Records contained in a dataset
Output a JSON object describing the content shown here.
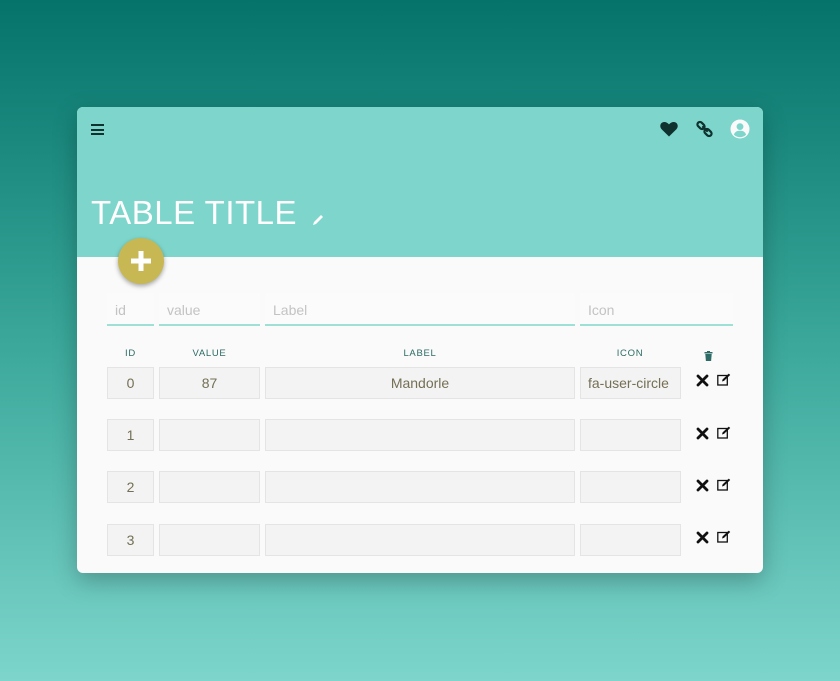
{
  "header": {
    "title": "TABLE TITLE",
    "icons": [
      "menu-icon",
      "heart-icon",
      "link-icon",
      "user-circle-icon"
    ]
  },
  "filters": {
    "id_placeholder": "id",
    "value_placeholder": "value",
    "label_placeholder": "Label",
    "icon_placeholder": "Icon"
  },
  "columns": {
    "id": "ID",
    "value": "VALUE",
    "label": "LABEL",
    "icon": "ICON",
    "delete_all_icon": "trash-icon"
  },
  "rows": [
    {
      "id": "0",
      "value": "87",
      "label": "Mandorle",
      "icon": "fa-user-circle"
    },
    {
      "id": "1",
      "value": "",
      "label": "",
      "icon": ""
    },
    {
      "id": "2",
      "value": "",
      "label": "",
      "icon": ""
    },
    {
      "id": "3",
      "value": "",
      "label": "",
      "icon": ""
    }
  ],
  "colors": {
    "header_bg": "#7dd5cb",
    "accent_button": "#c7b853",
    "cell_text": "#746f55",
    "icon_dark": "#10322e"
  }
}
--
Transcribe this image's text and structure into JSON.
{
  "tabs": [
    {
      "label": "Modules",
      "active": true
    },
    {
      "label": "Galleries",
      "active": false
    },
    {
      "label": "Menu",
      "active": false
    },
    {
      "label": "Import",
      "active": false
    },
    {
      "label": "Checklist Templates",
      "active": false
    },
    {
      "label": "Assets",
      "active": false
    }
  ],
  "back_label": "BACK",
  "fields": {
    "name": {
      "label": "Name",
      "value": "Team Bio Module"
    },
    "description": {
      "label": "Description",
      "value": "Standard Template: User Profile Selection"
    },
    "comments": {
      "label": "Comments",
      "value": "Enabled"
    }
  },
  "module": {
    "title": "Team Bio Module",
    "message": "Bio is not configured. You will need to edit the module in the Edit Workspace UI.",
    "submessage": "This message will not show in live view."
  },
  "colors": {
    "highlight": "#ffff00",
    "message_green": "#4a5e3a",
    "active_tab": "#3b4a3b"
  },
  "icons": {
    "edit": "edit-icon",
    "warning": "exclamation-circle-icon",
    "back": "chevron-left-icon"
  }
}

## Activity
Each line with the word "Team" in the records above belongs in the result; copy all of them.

## Answer to this exercise
      "value": "Team Bio Module"
    "title": "Team Bio Module",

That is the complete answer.